  • File
    Resource Feature | November 2015 Q & A with Michael Dayah

    Ptable.com is one of the first online periodic tables—and one of the most popular. Created years ago when Michael was a high school chemistry student, his ongoing upgrades aim to support teachers of chemistry.

  • Chemistry close read
    Resource Feature | September 2015 The Chemistry Close Read

    High school chemistry teacher Jenelle Ball joins forces with an English teacher and a librarian to successfully implement an English class reading technique in a chemistry class.

  • Sim density
    Simulation | September 2015 Density

    The simulation for the September 2015 issue allows students to investigate the effect of changing variables on both the volume and the density of a solid, a liquid, and a gas sample. Students will analyze the different states of matter at the particle level as well as quantitatively.

  • Debate
    Classroom Commentary | May 2015 A Dialog on Terminology: Double Replacement vs Ion Swap

    Are ionic AX + BY reactions better titled double replacement or ion swap? Read the discourse between two advanced high school chemistry students, with an introduction and conclusion from their teacher.

  • Sim heating curve of water
    Simulation | May 2015 Heating Curve of Water

    In the May 2015 issue, students explore the heating curve for water from a qualitative and quantitative perspective. Students compare illustrations of each physical state depicted on the curve and calculate the energy required to transition from one state to another.

  • File
    Resource Feature | March 2015 Teaching Students the Relevance of Chemistry

    Chemistry has had a tremendous impact on history and continues to impact our lives. Learn about activities that emphasize the relevance and importance of chemistry, and enhance students' excitement for learning the subject.

  • Sim exciting electrons
    Simulation | March 2015 Exciting Electrons

    In the March 2015 issue, students explore what happens when electrons within a generic atom are excited from their ground state. They will see that when an electron relaxes from an excited state to its ground state, energy is released in the form of electromagnetic radiation.

  • Bubbles cover
    Resource Feature | November 2014 Magic Bubble

    Read about a lesson designed by a teacher that introduces students to particle diagrams via the process of dissolving.

  • Sim comparing attractive forces
    Simulation | November 2014 Comparing Attractive Forces

    In the November 2014 issue, students explore the different attractive foreces between pairs of molecules by dragging the "star" image. In the accompanying activity, students investigate different types of intermolecular forces (London dispersion and dipole-dipole). In the analysis that follows the investigation, they relate IMFs (including hydrogen bonding) to physical properties (boiling point and solubility).

  • Chem matters cover
    Tech Tips | September 2014 ChemMatters: A Wealth of Information

    This article describes ChemMatters and highlights several ways to incorporate the magazine into a high school chemistry curriculum.

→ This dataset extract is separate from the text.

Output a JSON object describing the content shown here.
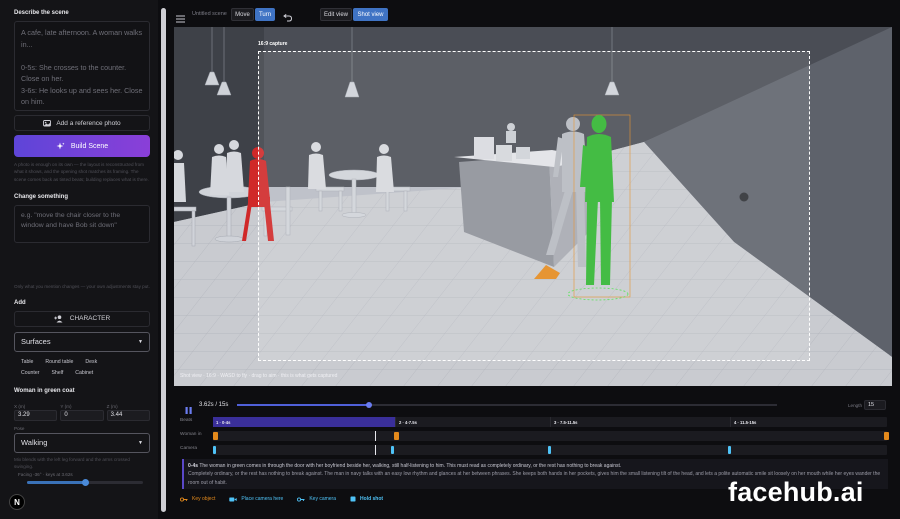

It also features the Teacher's Guide that accompanies the award-winning magazine by ACS.

  • Sim balancing chemical reactions
    Simulation | September 2014 Balancing Chemical Equations

    The simulation for the September 2014 issue comes from PhET and helps students practice balancing chemical equations. AACT helped fund the conversion of this popular simulation into a format that is compatible with all devices, including iPads. PhET provides teacher’s guides for many of their simulations, and teacher-generated activities that can accompany the simulations.